The company negotiates hospital and physician contracts on behalf of its customers, it said, "because it directly impacts what they pay for their medical care."
The statement continues: "As much as we want to provide the broadest possible access to health care, it must be at a rate our customers and members can afford. Giving in to UC Health's demands is not in the best interest of our members or the community."
Anthem's statement concludes: "We have heard loud and clear from employers and other local physicians to hold the line."
Two Sides See Issue Very Differently
UC Health, however, sees the issue much differently.

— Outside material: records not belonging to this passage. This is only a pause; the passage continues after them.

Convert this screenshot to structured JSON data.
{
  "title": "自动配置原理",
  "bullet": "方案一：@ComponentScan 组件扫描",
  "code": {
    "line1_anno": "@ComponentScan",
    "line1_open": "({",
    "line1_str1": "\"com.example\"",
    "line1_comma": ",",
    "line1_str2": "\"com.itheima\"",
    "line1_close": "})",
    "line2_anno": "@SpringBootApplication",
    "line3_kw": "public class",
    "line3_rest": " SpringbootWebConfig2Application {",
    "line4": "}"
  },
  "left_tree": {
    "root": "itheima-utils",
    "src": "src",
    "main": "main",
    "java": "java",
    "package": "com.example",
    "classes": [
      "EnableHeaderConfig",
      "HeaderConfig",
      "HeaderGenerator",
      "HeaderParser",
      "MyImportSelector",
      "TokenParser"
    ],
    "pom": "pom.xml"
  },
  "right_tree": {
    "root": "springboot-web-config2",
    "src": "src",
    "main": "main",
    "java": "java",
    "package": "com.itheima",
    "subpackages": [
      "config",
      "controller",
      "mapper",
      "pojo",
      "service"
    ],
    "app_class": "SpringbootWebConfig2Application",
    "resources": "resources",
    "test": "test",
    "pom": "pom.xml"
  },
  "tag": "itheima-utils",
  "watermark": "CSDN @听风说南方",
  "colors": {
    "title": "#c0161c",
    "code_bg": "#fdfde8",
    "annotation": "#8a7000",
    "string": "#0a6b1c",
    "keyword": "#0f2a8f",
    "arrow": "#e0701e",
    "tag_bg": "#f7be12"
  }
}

In a statement issued March 29, UC Health insisted it did not terminate its contract with Anthem. The statement says the nonprofit wrote to Anthem last fall to express its intent to stay in the insurer's networks and asked for a cost-of-living increase.
"The way our system of health care financing works, from time to time health care organizations must ask managed care companies like Anthem for an adjustment in reimbursement rates that reflects the economic realities of the market in which we work," UC Health's statement said. "As a nonprofit organization, we have an obligation to protect the community's assets and assure our financial well-being."

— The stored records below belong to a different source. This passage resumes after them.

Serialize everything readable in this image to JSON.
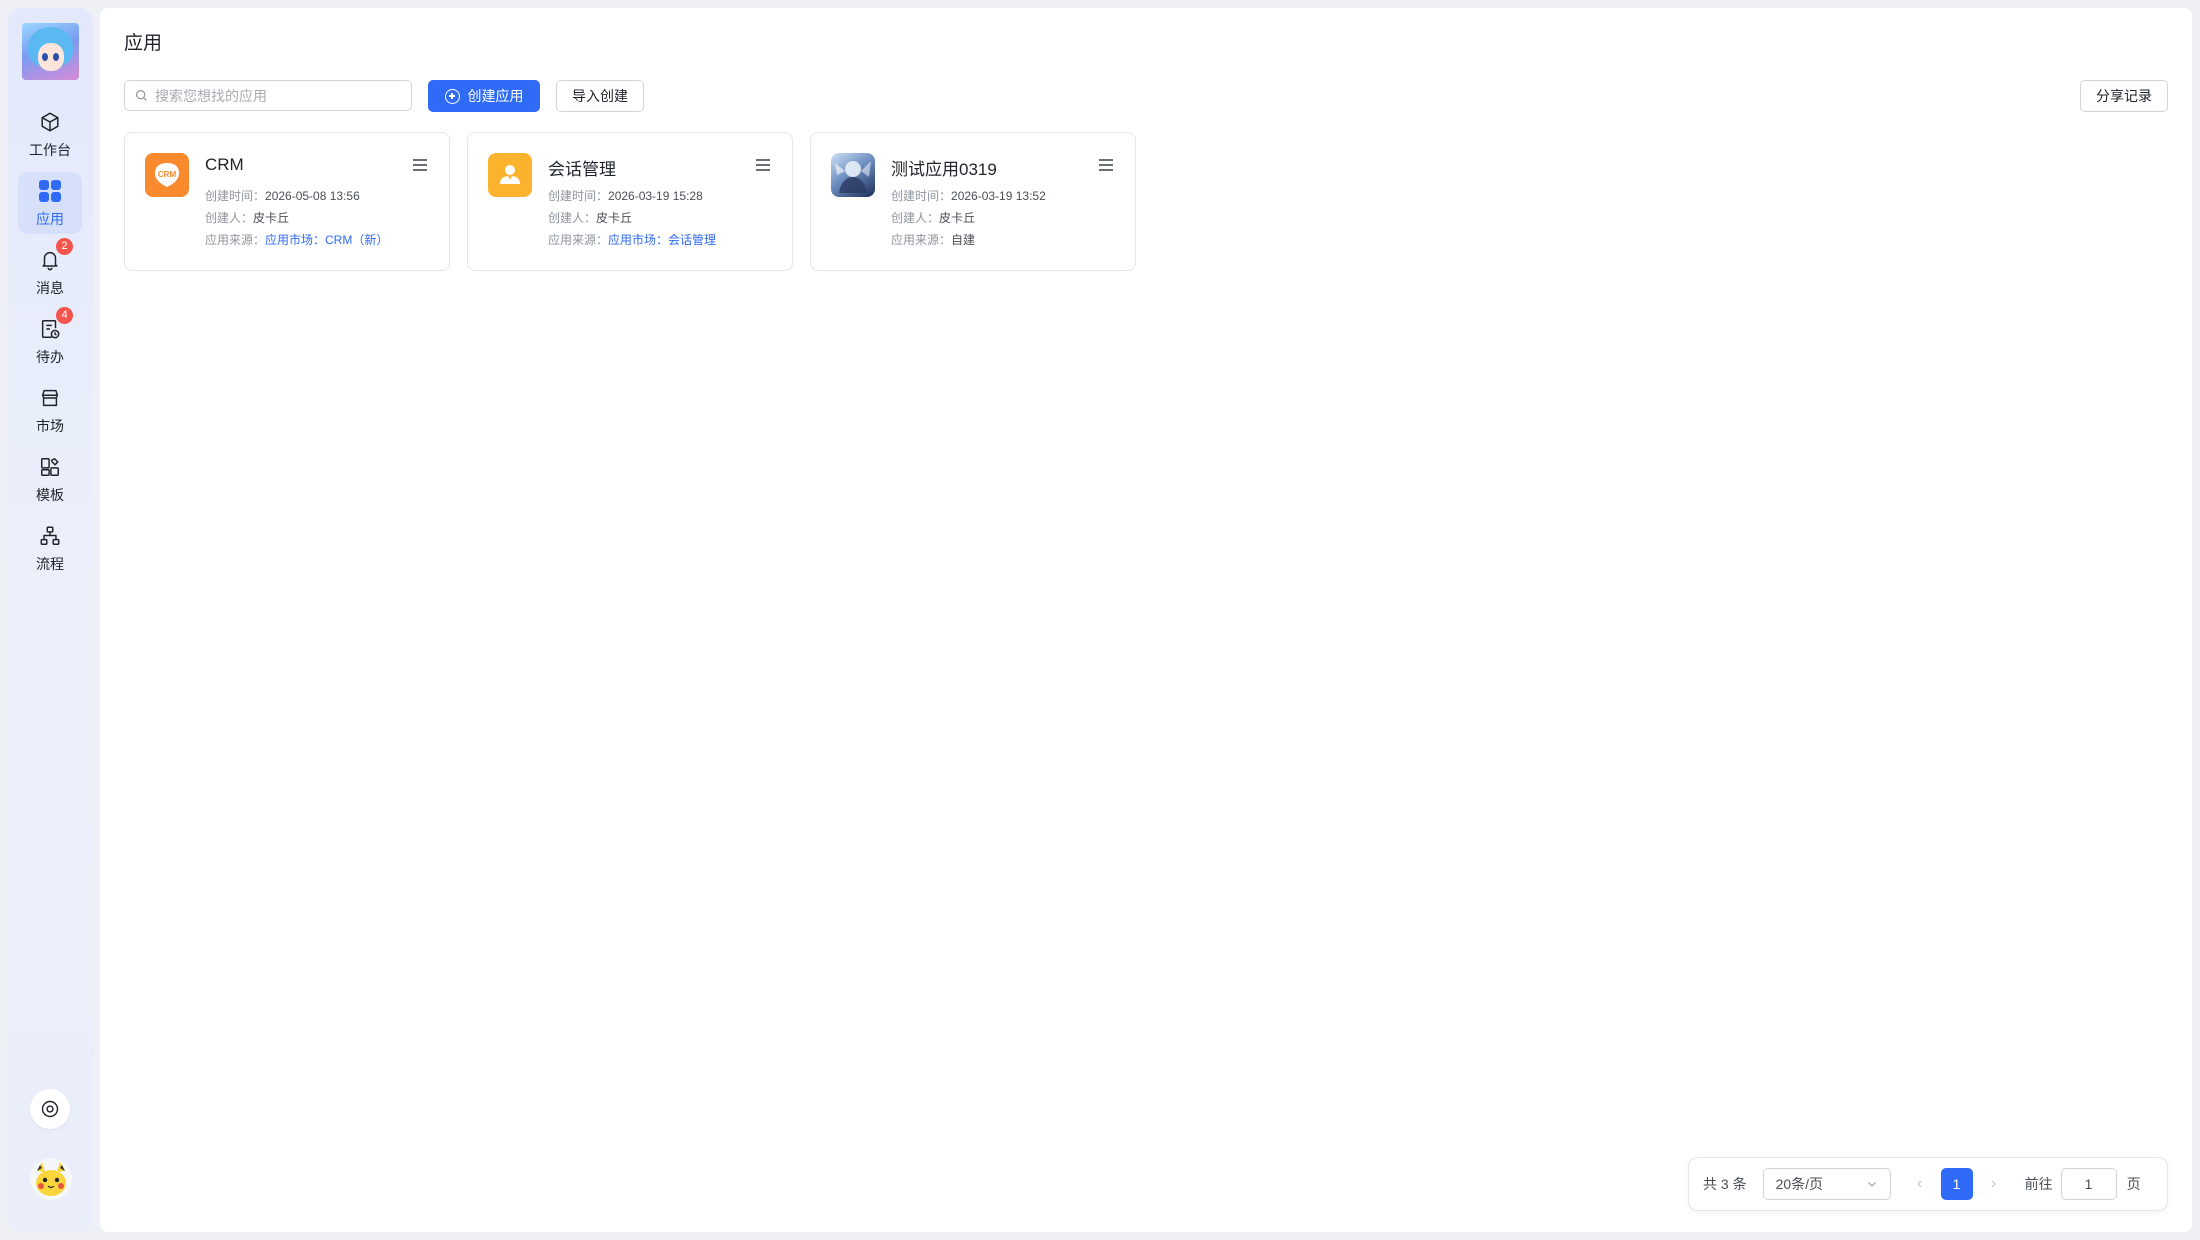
{
  "sidebar": {
    "items": [
      {
        "label": "工作台",
        "icon": "cube-icon"
      },
      {
        "label": "应用",
        "icon": "apps-grid-icon",
        "active": true
      },
      {
        "label": "消息",
        "icon": "bell-icon",
        "badge": "2"
      },
      {
        "label": "待办",
        "icon": "todo-clock-icon",
        "badge": "4"
      },
      {
        "label": "市场",
        "icon": "store-icon"
      },
      {
        "label": "模板",
        "icon": "template-icon"
      },
      {
        "label": "流程",
        "icon": "flow-icon"
      }
    ]
  },
  "header": {
    "title": "应用"
  },
  "toolbar": {
    "search_placeholder": "搜索您想找的应用",
    "create_label": "创建应用",
    "import_label": "导入创建",
    "share_label": "分享记录"
  },
  "cards": [
    {
      "name": "CRM",
      "icon_text": "CRM",
      "icon_color": "#f98a2d",
      "created_time_label": "创建时间：",
      "created_time": "2026-05-08 13:56",
      "creator_label": "创建人：",
      "creator": "皮卡丘",
      "source_label": "应用来源：",
      "source": "应用市场：CRM（新）"
    },
    {
      "name": "会话管理",
      "icon_color": "#fbb22c",
      "created_time_label": "创建时间：",
      "created_time": "2026-03-19 15:28",
      "creator_label": "创建人：",
      "creator": "皮卡丘",
      "source_label": "应用来源：",
      "source": "应用市场：会话管理"
    },
    {
      "name": "测试应用0319",
      "created_time_label": "创建时间：",
      "created_time": "2026-03-19 13:52",
      "creator_label": "创建人：",
      "creator": "皮卡丘",
      "source_label": "应用来源：",
      "source": "自建"
    }
  ],
  "pagination": {
    "total": "共 3 条",
    "page_size": "20条/页",
    "current_page": "1",
    "goto_label": "前往",
    "goto_value": "1",
    "page_unit": "页"
  },
  "colors": {
    "accent": "#2f6bf6",
    "badge": "#f5544c"
  }
}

UC Health said the two sides agreed on revised hospital rates but have not agreed on reimbursement rates for doctors' services.

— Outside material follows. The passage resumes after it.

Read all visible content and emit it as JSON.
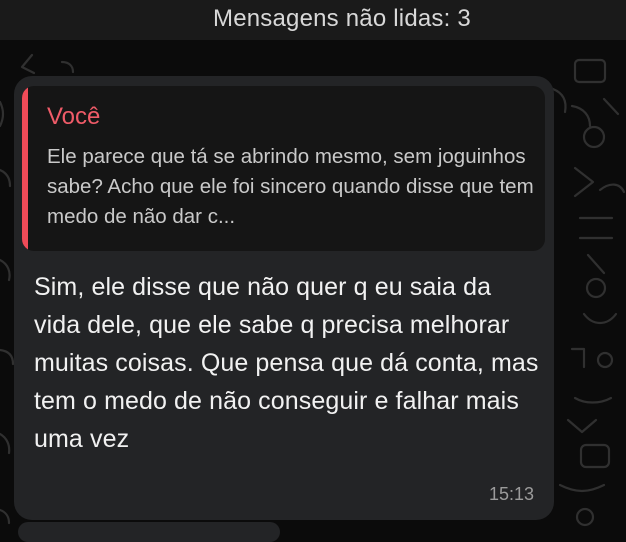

The health system is seeking "a modest cost-of-living increase," it said.
"UC Health is not asking to be paid more than other local doctors providing the same service," the statement said. "We are only asking to be paid comparably to those working at other academic medical centers in Ohio, Kentucky
The UC Health statement noted that the two organizations are "very different." UC Health is a nonprofit corporation, while Anthem is for-profit and publicly traded.
"Anthem's shareholders demand a return on their investment in the form of dividends and capital gains," the statement said. "By contrast, UC Health exists to serve the community. Anthem has an understandable obligation to serve its shareholders, but will do so best by maintaining adequate services for its customers."
Negotiation Standoffs Have Become More Common
Anthem says that 14,000 or fewer customers would be affected if the insurer and UC Health end their contractual relationship. That's the number of Anthem customers who used UC Health facilities or doctors over the past 12 months, according to the insurer. If the issue isn't resolved, those customers would have to use other doctors or pay higher rates to keep seeing them.
Such standoffs have become increasingly common in recent years as both insurers and providers have consolidated and gotten bigger, said Timothy Jost, a law professor at the Washington and Lee University School of Law in Lexington, Va.
"We've gotten ourselves into a situation where you've got very powerful insurance interests facing off with very powerful providers," Jost said.
Ultimately, consumers and employers typically lose because rates just keep increasing, he said.
The Affordable Care Act could actually help the situation because it will introduce more competition into the insurance markets, Jost said.
"The hope is that once compensation becomes more transparent, insurers are going to have to lower their premiums," he said. "Insurance companies that offer the best value will take the market."
The federal law, which takes effect Jan. 1, 2014, also could encourage less duplication of services. And while that could reduce costs, too, Jost said, it also could lead to issues of scarcity.
"On the one hand, having lots and lots of providers that duplicate each other is very expensive," Jost said. "On the other hand, just having one MRI in town, you end up maybe with less immediate access to care."
That's another thing that insurers and providers could work to address together by negotiating with a more collaborative approach, Weiss said.
"If a payer and provider could sit down and say, 'hey, look, we want to change the consumer's experience, change the way they follow a routine to, say, manage their diabetes better, find a way to reach out to patients, that's going to create better access,'" he said.